Studying one another on TV, and recognizing aspects of themselves in one another, McEnroe wonders what happens when the pressure becomes too much for the well-behaved Borg to contain, while Borg sees past McEnroe’s shouty shenanigans and recognizes his extreme underlying discipline as a player. The more Metz reveals of each of their upbringing, the more they start to seem like variations on the same character — a theory that comes into full focus (at least as dramatized here) when they finally face off in the final round of Wimbledon, 1980.
In retrospect, these scenes play almost like the coy initial-curiosity stages of a love affair, as does the first press conference they share together, in which McEnroe stares down the table at his future friend.

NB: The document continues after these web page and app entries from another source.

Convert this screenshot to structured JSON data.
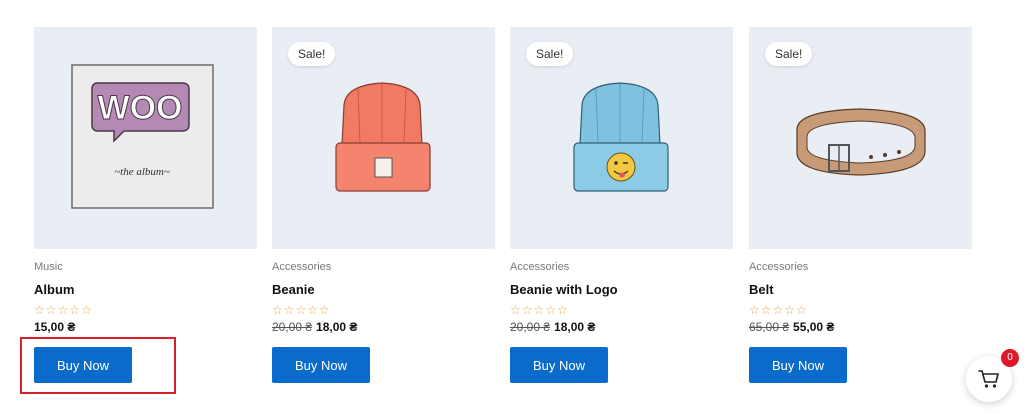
{
  "products": [
    {
      "category": "Music",
      "title": "Album",
      "sale": "",
      "old_price": "",
      "price": "15,00 ₴",
      "rating": "☆☆☆☆☆",
      "button": "Buy Now",
      "image": "woo-album-cover"
    },
    {
      "category": "Accessories",
      "title": "Beanie",
      "sale": "Sale!",
      "old_price": "20,00 ₴",
      "price": "18,00 ₴",
      "rating": "☆☆☆☆☆",
      "button": "Buy Now",
      "image": "orange-beanie"
    },
    {
      "category": "Accessories",
      "title": "Beanie with Logo",
      "sale": "Sale!",
      "old_price": "20,00 ₴",
      "price": "18,00 ₴",
      "rating": "☆☆☆☆☆",
      "button": "Buy Now",
      "image": "blue-beanie-with-emoji-logo"
    },
    {
      "category": "Accessories",
      "title": "Belt",
      "sale": "Sale!",
      "old_price": "65,00 ₴",
      "price": "55,00 ₴",
      "rating": "☆☆☆☆☆",
      "button": "Buy Now",
      "image": "leather-belt"
    }
  ],
  "album_art": {
    "logo_text": "WOO",
    "subtitle": "~the   album~"
  },
  "cart": {
    "count": "0",
    "icon": "cart-icon"
  },
  "colors": {
    "accent": "#0b6bcb",
    "highlight": "#d2232a",
    "badge": "#e0192a",
    "stars": "#e0a94b",
    "image_bg": "#e9eef4"
  }
}
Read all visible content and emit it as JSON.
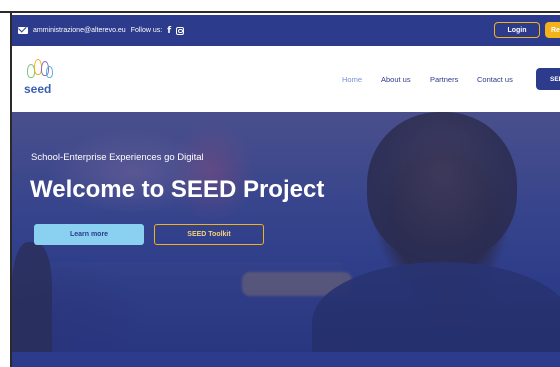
{
  "topbar": {
    "email": "amministrazione@alterevo.eu",
    "follow_label": "Follow us:",
    "facebook_icon": "f",
    "login_label": "Login",
    "register_label": "Reg"
  },
  "navbar": {
    "logo_text": "seed",
    "items": [
      {
        "label": "Home"
      },
      {
        "label": "About us"
      },
      {
        "label": "Partners"
      },
      {
        "label": "Contact us"
      }
    ],
    "cta_label": "SEE"
  },
  "hero": {
    "subtitle": "School-Enterprise Experiences go Digital",
    "title": "Welcome to SEED Project",
    "learn_more_label": "Learn more",
    "toolkit_label": "SEED Toolkit"
  },
  "colors": {
    "primary": "#2c3b8c",
    "accent": "#f2b21c",
    "light_blue": "#8ad0f0",
    "active_nav": "#7a8fd8"
  },
  "icons": [
    "mail-icon",
    "facebook-icon",
    "instagram-icon",
    "seed-logo"
  ]
}
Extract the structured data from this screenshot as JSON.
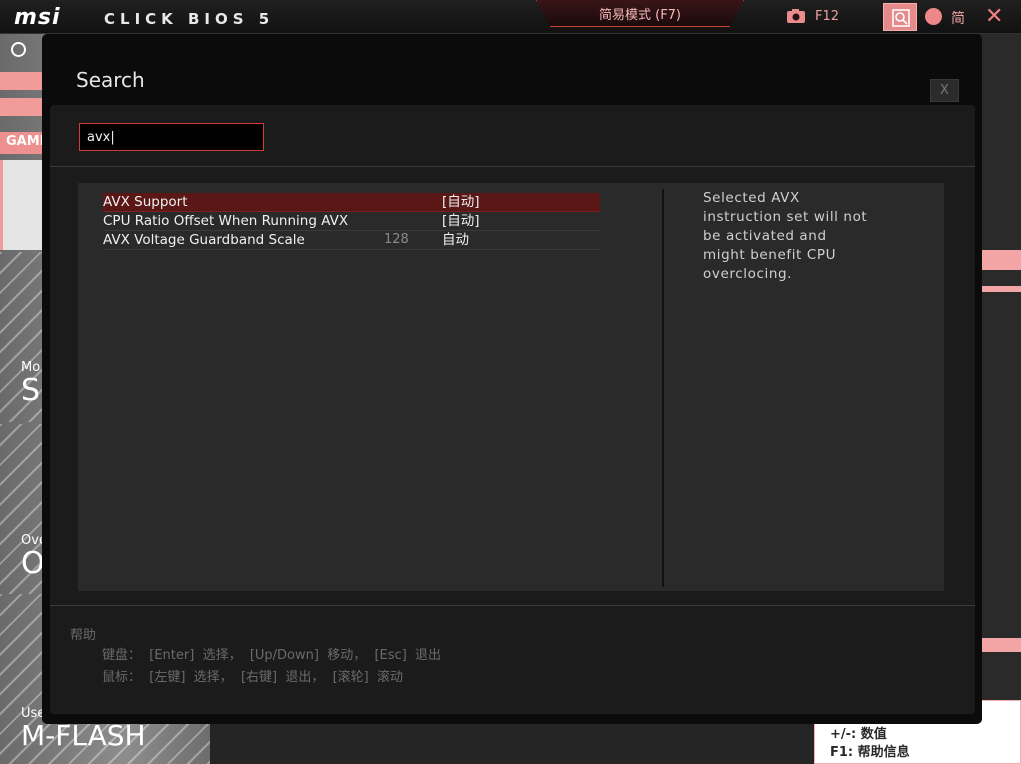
{
  "header": {
    "brand": "msi",
    "product": "CLICK BIOS 5",
    "ez_mode": "简易模式 (F7)",
    "screenshot_key": "F12",
    "language": "简"
  },
  "background": {
    "tab_game": "GAMI",
    "sections": [
      {
        "small": "Mo",
        "big": "SI"
      },
      {
        "small": "Ove",
        "big": "O"
      },
      {
        "small": "Use",
        "big": "M-FLASH"
      }
    ],
    "hints": [
      "+/-: 数值",
      "F1: 帮助信息"
    ]
  },
  "dialog": {
    "title": "Search",
    "close_label": "X",
    "search": {
      "value": "avx|"
    },
    "results": [
      {
        "name": "AVX Support",
        "num": "",
        "value": "[自动]",
        "selected": true
      },
      {
        "name": "CPU Ratio Offset When Running AVX",
        "num": "",
        "value": "[自动]",
        "selected": false
      },
      {
        "name": "AVX Voltage Guardband Scale",
        "num": "128",
        "value": "自动",
        "selected": false
      }
    ],
    "help_description": "Selected AVX instruction set will not be activated and might benefit CPU overclocing.",
    "footer": {
      "title": "帮助",
      "keyboard": "键盘：  [Enter]  选择，  [Up/Down]  移动，  [Esc]  退出",
      "mouse": "鼠标：  [左键]  选择，  [右键]  退出，  [滚轮]  滚动"
    }
  }
}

It’s a convenient theory for the movie to float — that they eventually bonded out of mutual respect and a recognition of these shared traits — but one that doesn’t extend to how differently they prepared. Whereas McEnroe goes out and gets wasted at the club with a bunch of sexy tennis groupies, Borg’s night-before ritual is a mix of superstition and routine, as when he and Bergelin test the strings of nearly 50 rackets in order to choose the perfectly calibrated weapons for the next day’s match.
It’s not easy to turn these kind of details into a compelling piece of entertainment, and yet, Metz mostly succeeds, through a mix of raw energy (the director of terrific Afghanistan war doc Armadillo combines quick cutting with a handheld nonfiction aesthetic) and oblique scripting — which is to say, Swedish screenwriter Ronnie Sandahl adopts the approach sweeping European cinema at the moment (seen in films such as A Prophet and BPM), in which conventional dramatic scenes are rejected, in favor of a prismatic collection of well-chosen, yet unexpected and borderline-banal moments that reveal far more about the characters in question.
For example, there’s the scene in which Borg misplaces his wallet and keys, forcing him to walk to a nearby cafe, where he shares a connection with the celebrity-oblivious bartender. As written, the scene does virtually nothing to set up the match, but reveals much about Borg’s character, and how his success has — as one character later articulates it — made him “the loneliest person on the whole planet.”
When the outcome of past rivalries is well known in vintage sports stories such as this, competition itself becomes the subject, and though Borg/McEnroe isn’t top of its subgenre (that would be Ron Howard’s Formula 1 rivalry Rush, best of the past decade at least), it’s dazzling in its own right. When the big tennis finale arrives, Metz finds all sorts of ways to make the match interesting, blending urgent music, creative camera vantages and ridiculously hyperbolic announcer commentary to generate the desired tension. But the real reason we’re invested is far simpler than that: Metz and his cast have made us care about both Borg and McEnroe by this point. Weirdly, their personalities seem to disappear on the Wimbledon court itself, and what results is a kind of intimate communion between the two, in which our respect for each — and their respect for one another — deepens profoundly.